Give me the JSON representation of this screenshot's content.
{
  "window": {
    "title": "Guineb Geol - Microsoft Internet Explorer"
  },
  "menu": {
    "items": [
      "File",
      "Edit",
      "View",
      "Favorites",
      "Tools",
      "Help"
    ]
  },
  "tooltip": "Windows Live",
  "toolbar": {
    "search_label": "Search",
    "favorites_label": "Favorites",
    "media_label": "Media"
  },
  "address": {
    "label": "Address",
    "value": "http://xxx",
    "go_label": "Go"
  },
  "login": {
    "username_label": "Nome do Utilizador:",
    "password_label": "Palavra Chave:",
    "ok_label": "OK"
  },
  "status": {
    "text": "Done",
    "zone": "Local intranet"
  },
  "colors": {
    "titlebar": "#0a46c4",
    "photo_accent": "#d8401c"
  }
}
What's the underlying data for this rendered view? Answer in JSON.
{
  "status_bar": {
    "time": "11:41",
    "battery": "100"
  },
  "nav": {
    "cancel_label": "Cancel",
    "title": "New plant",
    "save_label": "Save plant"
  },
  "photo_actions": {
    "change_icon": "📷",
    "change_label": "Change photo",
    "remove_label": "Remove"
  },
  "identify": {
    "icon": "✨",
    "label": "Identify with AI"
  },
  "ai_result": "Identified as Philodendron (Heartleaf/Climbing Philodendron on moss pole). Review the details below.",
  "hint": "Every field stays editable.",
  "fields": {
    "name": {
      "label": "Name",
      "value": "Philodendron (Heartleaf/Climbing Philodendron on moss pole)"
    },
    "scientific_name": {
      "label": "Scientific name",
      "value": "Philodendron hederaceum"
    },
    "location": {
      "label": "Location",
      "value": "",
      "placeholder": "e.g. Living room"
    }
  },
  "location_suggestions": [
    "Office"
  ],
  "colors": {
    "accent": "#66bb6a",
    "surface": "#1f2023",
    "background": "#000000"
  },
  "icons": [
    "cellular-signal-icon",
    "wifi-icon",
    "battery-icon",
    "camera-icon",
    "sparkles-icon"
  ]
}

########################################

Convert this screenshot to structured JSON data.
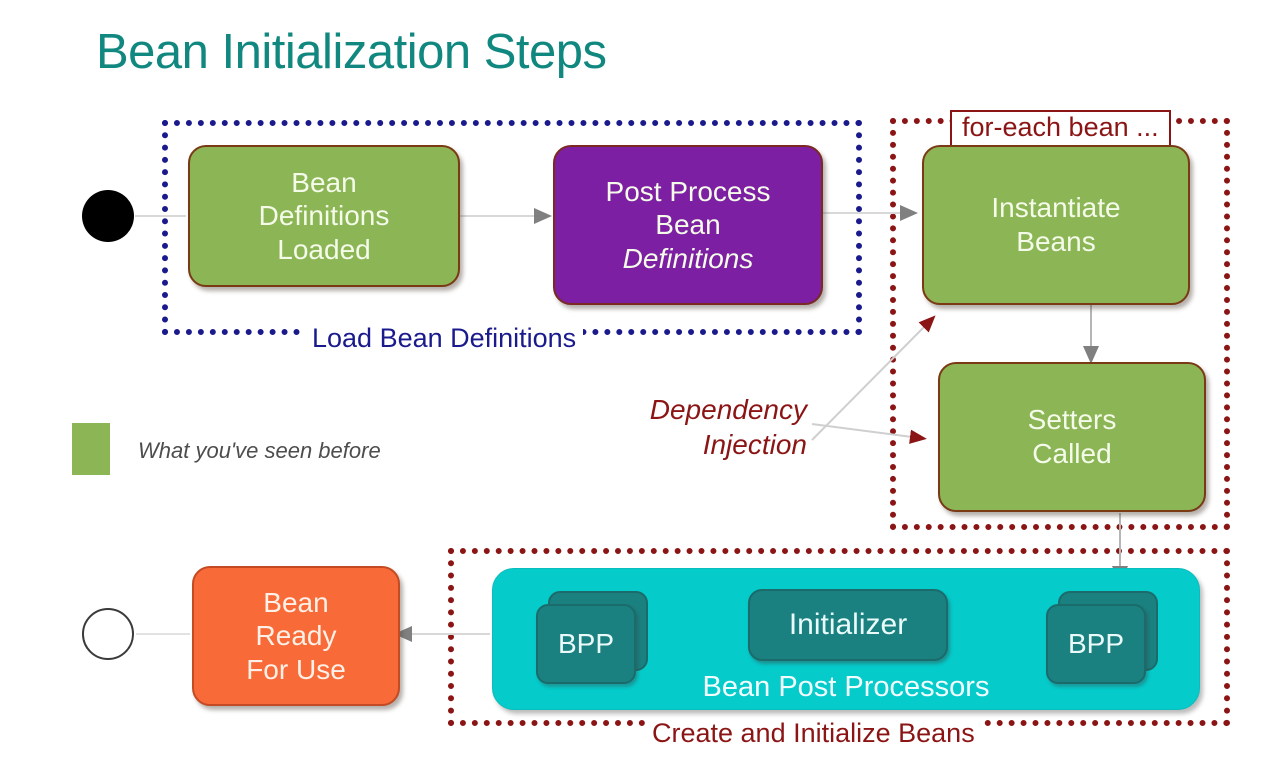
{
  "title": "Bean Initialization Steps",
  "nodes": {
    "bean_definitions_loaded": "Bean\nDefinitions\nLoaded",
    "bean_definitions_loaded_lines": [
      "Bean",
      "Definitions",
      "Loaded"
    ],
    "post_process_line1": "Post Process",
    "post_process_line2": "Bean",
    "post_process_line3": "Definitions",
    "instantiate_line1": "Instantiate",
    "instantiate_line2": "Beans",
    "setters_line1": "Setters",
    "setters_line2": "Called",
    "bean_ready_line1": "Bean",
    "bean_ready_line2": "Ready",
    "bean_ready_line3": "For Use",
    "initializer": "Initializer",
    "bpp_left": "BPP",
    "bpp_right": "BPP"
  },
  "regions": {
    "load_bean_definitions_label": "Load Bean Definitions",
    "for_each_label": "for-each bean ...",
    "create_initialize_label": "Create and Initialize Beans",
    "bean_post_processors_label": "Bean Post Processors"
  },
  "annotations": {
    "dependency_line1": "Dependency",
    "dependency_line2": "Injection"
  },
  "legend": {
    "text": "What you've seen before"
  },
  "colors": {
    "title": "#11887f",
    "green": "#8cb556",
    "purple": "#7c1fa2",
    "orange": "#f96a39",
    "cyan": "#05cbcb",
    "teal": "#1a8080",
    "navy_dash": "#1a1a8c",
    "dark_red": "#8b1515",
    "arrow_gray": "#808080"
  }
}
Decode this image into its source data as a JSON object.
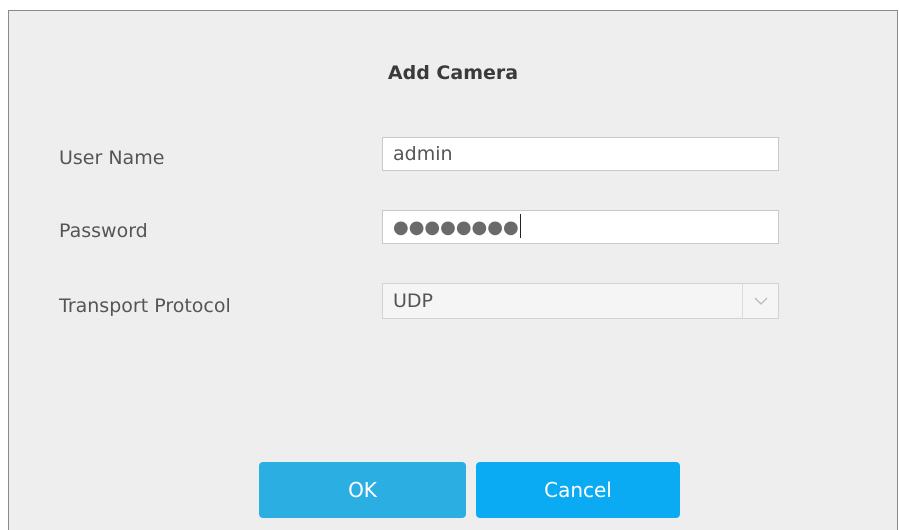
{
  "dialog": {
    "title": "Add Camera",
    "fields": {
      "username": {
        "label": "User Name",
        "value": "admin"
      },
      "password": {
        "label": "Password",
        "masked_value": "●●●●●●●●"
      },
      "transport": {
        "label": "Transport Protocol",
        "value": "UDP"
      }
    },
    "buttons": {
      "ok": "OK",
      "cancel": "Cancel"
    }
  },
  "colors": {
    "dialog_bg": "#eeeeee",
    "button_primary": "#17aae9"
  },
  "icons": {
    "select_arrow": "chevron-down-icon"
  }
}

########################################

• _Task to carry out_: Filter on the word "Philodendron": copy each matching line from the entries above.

• _Solution to this problem_:
  "ai_result": "Identified as Philodendron (Heartleaf/Climbing Philodendron on moss pole). Review the details below.",
      "value": "Philodendron (Heartleaf/Climbing Philodendron on moss pole)"
      "value": "Philodendron hederaceum"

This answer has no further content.